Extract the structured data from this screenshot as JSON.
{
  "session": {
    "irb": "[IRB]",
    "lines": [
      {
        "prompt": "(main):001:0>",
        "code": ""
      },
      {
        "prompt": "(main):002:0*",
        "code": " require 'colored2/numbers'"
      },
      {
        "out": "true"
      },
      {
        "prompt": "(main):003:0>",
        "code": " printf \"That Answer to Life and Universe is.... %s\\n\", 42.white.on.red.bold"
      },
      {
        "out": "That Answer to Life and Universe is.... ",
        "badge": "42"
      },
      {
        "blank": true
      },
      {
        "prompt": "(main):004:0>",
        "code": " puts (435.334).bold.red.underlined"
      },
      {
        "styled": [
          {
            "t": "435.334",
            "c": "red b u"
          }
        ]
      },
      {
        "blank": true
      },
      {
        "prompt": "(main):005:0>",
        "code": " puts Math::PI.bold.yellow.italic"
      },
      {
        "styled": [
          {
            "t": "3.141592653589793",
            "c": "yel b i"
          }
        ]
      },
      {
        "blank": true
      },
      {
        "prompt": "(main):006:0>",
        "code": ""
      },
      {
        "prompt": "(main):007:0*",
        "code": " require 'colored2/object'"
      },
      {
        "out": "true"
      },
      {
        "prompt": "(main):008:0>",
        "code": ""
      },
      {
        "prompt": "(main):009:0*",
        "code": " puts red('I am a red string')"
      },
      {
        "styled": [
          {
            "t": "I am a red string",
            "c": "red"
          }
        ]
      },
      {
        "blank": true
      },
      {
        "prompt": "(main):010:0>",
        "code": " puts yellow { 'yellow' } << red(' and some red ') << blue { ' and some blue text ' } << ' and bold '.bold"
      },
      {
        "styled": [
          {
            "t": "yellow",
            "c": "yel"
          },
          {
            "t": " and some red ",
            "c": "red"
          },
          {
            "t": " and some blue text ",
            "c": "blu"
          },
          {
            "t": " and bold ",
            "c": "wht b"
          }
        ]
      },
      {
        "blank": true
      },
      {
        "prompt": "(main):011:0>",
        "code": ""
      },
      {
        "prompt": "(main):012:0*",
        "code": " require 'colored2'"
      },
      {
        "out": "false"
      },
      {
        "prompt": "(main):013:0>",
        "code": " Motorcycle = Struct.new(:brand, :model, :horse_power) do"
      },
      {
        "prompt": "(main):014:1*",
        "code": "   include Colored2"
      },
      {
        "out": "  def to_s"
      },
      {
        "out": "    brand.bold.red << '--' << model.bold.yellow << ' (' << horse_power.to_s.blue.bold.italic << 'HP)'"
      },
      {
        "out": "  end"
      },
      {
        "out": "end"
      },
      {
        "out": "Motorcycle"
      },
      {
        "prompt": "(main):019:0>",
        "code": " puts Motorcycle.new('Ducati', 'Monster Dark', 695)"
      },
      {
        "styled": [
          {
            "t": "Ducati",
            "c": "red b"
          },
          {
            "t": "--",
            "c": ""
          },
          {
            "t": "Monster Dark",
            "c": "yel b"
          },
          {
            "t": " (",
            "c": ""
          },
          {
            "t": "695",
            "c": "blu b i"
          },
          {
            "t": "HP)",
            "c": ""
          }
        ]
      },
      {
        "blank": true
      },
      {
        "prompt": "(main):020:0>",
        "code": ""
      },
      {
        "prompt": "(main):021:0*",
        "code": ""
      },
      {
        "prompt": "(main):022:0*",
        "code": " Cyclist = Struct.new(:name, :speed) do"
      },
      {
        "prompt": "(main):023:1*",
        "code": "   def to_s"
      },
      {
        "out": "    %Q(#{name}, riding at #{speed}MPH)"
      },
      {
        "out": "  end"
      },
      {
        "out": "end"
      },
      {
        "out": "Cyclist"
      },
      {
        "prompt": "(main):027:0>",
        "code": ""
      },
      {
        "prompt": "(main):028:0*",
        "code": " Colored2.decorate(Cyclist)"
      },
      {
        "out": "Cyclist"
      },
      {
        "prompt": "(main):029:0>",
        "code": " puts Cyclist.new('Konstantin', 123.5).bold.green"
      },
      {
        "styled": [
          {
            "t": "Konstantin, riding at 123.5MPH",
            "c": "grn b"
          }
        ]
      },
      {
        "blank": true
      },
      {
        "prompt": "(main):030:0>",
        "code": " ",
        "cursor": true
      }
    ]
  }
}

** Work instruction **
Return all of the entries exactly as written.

** Solution for this task **
Extract the structured data from this screenshot as JSON.
{
  "session": {
    "irb": "[IRB]",
    "lines": [
      {
        "prompt": "(main):001:0>",
        "code": ""
      },
      {
        "prompt": "(main):002:0*",
        "code": " require 'colored2/numbers'"
      },
      {
        "out": "true"
      },
      {
        "prompt": "(main):003:0>",
        "code": " printf \"That Answer to Life and Universe is.... %s\\n\", 42.white.on.red.bold"
      },
      {
        "out": "That Answer to Life and Universe is.... ",
        "badge": "42"
      },
      {
        "blank": true
      },
      {
        "prompt": "(main):004:0>",
        "code": " puts (435.334).bold.red.underlined"
      },
      {
        "styled": [
          {
            "t": "435.334",
            "c": "red b u"
          }
        ]
      },
      {
        "blank": true
      },
      {
        "prompt": "(main):005:0>",
        "code": " puts Math::PI.bold.yellow.italic"
      },
      {
        "styled": [
          {
            "t": "3.141592653589793",
            "c": "yel b i"
          }
        ]
      },
      {
        "blank": true
      },
      {
        "prompt": "(main):006:0>",
        "code": ""
      },
      {
        "prompt": "(main):007:0*",
        "code": " require 'colored2/object'"
      },
      {
        "out": "true"
      },
      {
        "prompt": "(main):008:0>",
        "code": ""
      },
      {
        "prompt": "(main):009:0*",
        "code": " puts red('I am a red string')"
      },
      {
        "styled": [
          {
            "t": "I am a red string",
            "c": "red"
          }
        ]
      },
      {
        "blank": true
      },
      {
        "prompt": "(main):010:0>",
        "code": " puts yellow { 'yellow' } << red(' and some red ') << blue { ' and some blue text ' } << ' and bold '.bold"
      },
      {
        "styled": [
          {
            "t": "yellow",
            "c": "yel"
          },
          {
            "t": " and some red ",
            "c": "red"
          },
          {
            "t": " and some blue text ",
            "c": "blu"
          },
          {
            "t": " and bold ",
            "c": "wht b"
          }
        ]
      },
      {
        "blank": true
      },
      {
        "prompt": "(main):011:0>",
        "code": ""
      },
      {
        "prompt": "(main):012:0*",
        "code": " require 'colored2'"
      },
      {
        "out": "false"
      },
      {
        "prompt": "(main):013:0>",
        "code": " Motorcycle = Struct.new(:brand, :model, :horse_power) do"
      },
      {
        "prompt": "(main):014:1*",
        "code": "   include Colored2"
      },
      {
        "out": "  def to_s"
      },
      {
        "out": "    brand.bold.red << '--' << model.bold.yellow << ' (' << horse_power.to_s.blue.bold.italic << 'HP)'"
      },
      {
        "out": "  end"
      },
      {
        "out": "end"
      },
      {
        "out": "Motorcycle"
      },
      {
        "prompt": "(main):019:0>",
        "code": " puts Motorcycle.new('Ducati', 'Monster Dark', 695)"
      },
      {
        "styled": [
          {
            "t": "Ducati",
            "c": "red b"
          },
          {
            "t": "--",
            "c": ""
          },
          {
            "t": "Monster Dark",
            "c": "yel b"
          },
          {
            "t": " (",
            "c": ""
          },
          {
            "t": "695",
            "c": "blu b i"
          },
          {
            "t": "HP)",
            "c": ""
          }
        ]
      },
      {
        "blank": true
      },
      {
        "prompt": "(main):020:0>",
        "code": ""
      },
      {
        "prompt": "(main):021:0*",
        "code": ""
      },
      {
        "prompt": "(main):022:0*",
        "code": " Cyclist = Struct.new(:name, :speed) do"
      },
      {
        "prompt": "(main):023:1*",
        "code": "   def to_s"
      },
      {
        "out": "    %Q(#{name}, riding at #{speed}MPH)"
      },
      {
        "out": "  end"
      },
      {
        "out": "end"
      },
      {
        "out": "Cyclist"
      },
      {
        "prompt": "(main):027:0>",
        "code": ""
      },
      {
        "prompt": "(main):028:0*",
        "code": " Colored2.decorate(Cyclist)"
      },
      {
        "out": "Cyclist"
      },
      {
        "prompt": "(main):029:0>",
        "code": " puts Cyclist.new('Konstantin', 123.5).bold.green"
      },
      {
        "styled": [
          {
            "t": "Konstantin, riding at 123.5MPH",
            "c": "grn b"
          }
        ]
      },
      {
        "blank": true
      },
      {
        "prompt": "(main):030:0>",
        "code": " ",
        "cursor": true
      }
    ]
  }
}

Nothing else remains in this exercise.